Please repeat the data exactly, leaving nothing out.

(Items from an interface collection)
*** Begin section ***

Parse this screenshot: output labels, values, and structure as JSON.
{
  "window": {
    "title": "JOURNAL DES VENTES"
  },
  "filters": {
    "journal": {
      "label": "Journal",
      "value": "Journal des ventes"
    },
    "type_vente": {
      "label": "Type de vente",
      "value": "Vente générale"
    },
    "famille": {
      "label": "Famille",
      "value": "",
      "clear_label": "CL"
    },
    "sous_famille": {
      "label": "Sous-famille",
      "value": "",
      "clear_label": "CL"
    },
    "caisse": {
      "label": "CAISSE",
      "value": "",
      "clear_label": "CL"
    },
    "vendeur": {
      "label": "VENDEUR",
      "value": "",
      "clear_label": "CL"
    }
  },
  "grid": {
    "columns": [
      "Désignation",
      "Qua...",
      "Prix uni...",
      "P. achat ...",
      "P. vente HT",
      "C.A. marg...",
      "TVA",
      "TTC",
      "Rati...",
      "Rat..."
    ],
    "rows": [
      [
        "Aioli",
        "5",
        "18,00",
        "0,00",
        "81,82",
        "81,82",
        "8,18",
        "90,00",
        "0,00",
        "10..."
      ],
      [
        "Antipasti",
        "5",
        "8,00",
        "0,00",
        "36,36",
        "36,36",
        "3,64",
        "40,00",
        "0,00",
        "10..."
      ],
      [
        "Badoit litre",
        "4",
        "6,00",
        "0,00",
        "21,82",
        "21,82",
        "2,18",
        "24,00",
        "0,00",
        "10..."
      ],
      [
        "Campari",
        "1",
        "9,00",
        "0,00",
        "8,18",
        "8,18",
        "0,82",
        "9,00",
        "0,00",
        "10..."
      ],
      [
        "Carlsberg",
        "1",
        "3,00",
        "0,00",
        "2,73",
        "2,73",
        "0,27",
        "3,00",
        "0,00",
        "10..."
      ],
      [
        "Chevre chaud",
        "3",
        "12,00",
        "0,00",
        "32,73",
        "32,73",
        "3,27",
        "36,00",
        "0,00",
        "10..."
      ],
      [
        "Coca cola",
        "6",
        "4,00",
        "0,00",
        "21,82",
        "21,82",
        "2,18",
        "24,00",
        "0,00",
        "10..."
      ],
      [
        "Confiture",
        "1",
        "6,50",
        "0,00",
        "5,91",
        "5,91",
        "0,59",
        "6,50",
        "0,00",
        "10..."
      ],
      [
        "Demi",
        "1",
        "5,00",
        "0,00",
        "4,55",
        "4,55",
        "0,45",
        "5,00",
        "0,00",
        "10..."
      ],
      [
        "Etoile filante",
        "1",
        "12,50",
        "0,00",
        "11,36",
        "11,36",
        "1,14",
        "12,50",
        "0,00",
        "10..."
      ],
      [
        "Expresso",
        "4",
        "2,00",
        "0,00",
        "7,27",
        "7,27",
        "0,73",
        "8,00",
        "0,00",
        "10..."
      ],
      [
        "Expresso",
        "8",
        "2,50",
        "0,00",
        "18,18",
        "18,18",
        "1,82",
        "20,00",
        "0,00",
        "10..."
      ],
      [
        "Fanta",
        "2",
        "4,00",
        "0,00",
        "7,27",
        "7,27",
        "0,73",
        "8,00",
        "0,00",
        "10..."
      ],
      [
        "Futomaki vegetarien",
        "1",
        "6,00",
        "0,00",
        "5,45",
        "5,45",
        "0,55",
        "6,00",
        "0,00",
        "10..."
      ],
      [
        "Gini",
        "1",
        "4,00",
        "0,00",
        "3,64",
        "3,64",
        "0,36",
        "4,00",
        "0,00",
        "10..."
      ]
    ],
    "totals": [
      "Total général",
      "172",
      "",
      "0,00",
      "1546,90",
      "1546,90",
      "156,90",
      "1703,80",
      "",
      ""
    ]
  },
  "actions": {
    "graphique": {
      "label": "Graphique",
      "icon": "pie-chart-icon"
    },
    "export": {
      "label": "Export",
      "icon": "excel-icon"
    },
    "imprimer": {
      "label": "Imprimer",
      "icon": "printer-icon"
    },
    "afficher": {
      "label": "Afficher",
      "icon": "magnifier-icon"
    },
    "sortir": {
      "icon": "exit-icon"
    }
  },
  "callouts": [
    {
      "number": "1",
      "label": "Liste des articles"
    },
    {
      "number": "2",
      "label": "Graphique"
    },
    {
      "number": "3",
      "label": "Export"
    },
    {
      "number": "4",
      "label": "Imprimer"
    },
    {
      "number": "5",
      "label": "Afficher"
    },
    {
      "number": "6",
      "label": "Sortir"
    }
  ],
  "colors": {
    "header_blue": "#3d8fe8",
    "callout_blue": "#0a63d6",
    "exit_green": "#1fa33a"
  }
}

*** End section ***

### Answer for this exercise
Parse this screenshot: output labels, values, and structure as JSON.
{
  "window": {
    "title": "JOURNAL DES VENTES"
  },
  "filters": {
    "journal": {
      "label": "Journal",
      "value": "Journal des ventes"
    },
    "type_vente": {
      "label": "Type de vente",
      "value": "Vente générale"
    },
    "famille": {
      "label": "Famille",
      "value": "",
      "clear_label": "CL"
    },
    "sous_famille": {
      "label": "Sous-famille",
      "value": "",
      "clear_label": "CL"
    },
    "caisse": {
      "label": "CAISSE",
      "value": "",
      "clear_label": "CL"
    },
    "vendeur": {
      "label": "VENDEUR",
      "value": "",
      "clear_label": "CL"
    }
  },
  "grid": {
    "columns": [
      "Désignation",
      "Qua...",
      "Prix uni...",
      "P. achat ...",
      "P. vente HT",
      "C.A. marg...",
      "TVA",
      "TTC",
      "Rati...",
      "Rat..."
    ],
    "rows": [
      [
        "Aioli",
        "5",
        "18,00",
        "0,00",
        "81,82",
        "81,82",
        "8,18",
        "90,00",
        "0,00",
        "10..."
      ],
      [
        "Antipasti",
        "5",
        "8,00",
        "0,00",
        "36,36",
        "36,36",
        "3,64",
        "40,00",
        "0,00",
        "10..."
      ],
      [
        "Badoit litre",
        "4",
        "6,00",
        "0,00",
        "21,82",
        "21,82",
        "2,18",
        "24,00",
        "0,00",
        "10..."
      ],
      [
        "Campari",
        "1",
        "9,00",
        "0,00",
        "8,18",
        "8,18",
        "0,82",
        "9,00",
        "0,00",
        "10..."
      ],
      [
        "Carlsberg",
        "1",
        "3,00",
        "0,00",
        "2,73",
        "2,73",
        "0,27",
        "3,00",
        "0,00",
        "10..."
      ],
      [
        "Chevre chaud",
        "3",
        "12,00",
        "0,00",
        "32,73",
        "32,73",
        "3,27",
        "36,00",
        "0,00",
        "10..."
      ],
      [
        "Coca cola",
        "6",
        "4,00",
        "0,00",
        "21,82",
        "21,82",
        "2,18",
        "24,00",
        "0,00",
        "10..."
      ],
      [
        "Confiture",
        "1",
        "6,50",
        "0,00",
        "5,91",
        "5,91",
        "0,59",
        "6,50",
        "0,00",
        "10..."
      ],
      [
        "Demi",
        "1",
        "5,00",
        "0,00",
        "4,55",
        "4,55",
        "0,45",
        "5,00",
        "0,00",
        "10..."
      ],
      [
        "Etoile filante",
        "1",
        "12,50",
        "0,00",
        "11,36",
        "11,36",
        "1,14",
        "12,50",
        "0,00",
        "10..."
      ],
      [
        "Expresso",
        "4",
        "2,00",
        "0,00",
        "7,27",
        "7,27",
        "0,73",
        "8,00",
        "0,00",
        "10..."
      ],
      [
        "Expresso",
        "8",
        "2,50",
        "0,00",
        "18,18",
        "18,18",
        "1,82",
        "20,00",
        "0,00",
        "10..."
      ],
      [
        "Fanta",
        "2",
        "4,00",
        "0,00",
        "7,27",
        "7,27",
        "0,73",
        "8,00",
        "0,00",
        "10..."
      ],
      [
        "Futomaki vegetarien",
        "1",
        "6,00",
        "0,00",
        "5,45",
        "5,45",
        "0,55",
        "6,00",
        "0,00",
        "10..."
      ],
      [
        "Gini",
        "1",
        "4,00",
        "0,00",
        "3,64",
        "3,64",
        "0,36",
        "4,00",
        "0,00",
        "10..."
      ]
    ],
    "totals": [
      "Total général",
      "172",
      "",
      "0,00",
      "1546,90",
      "1546,90",
      "156,90",
      "1703,80",
      "",
      ""
    ]
  },
  "actions": {
    "graphique": {
      "label": "Graphique",
      "icon": "pie-chart-icon"
    },
    "export": {
      "label": "Export",
      "icon": "excel-icon"
    },
    "imprimer": {
      "label": "Imprimer",
      "icon": "printer-icon"
    },
    "afficher": {
      "label": "Afficher",
      "icon": "magnifier-icon"
    },
    "sortir": {
      "icon": "exit-icon"
    }
  },
  "callouts": [
    {
      "number": "1",
      "label": "Liste des articles"
    },
    {
      "number": "2",
      "label": "Graphique"
    },
    {
      "number": "3",
      "label": "Export"
    },
    {
      "number": "4",
      "label": "Imprimer"
    },
    {
      "number": "5",
      "label": "Afficher"
    },
    {
      "number": "6",
      "label": "Sortir"
    }
  ],
  "colors": {
    "header_blue": "#3d8fe8",
    "callout_blue": "#0a63d6",
    "exit_green": "#1fa33a"
  }
}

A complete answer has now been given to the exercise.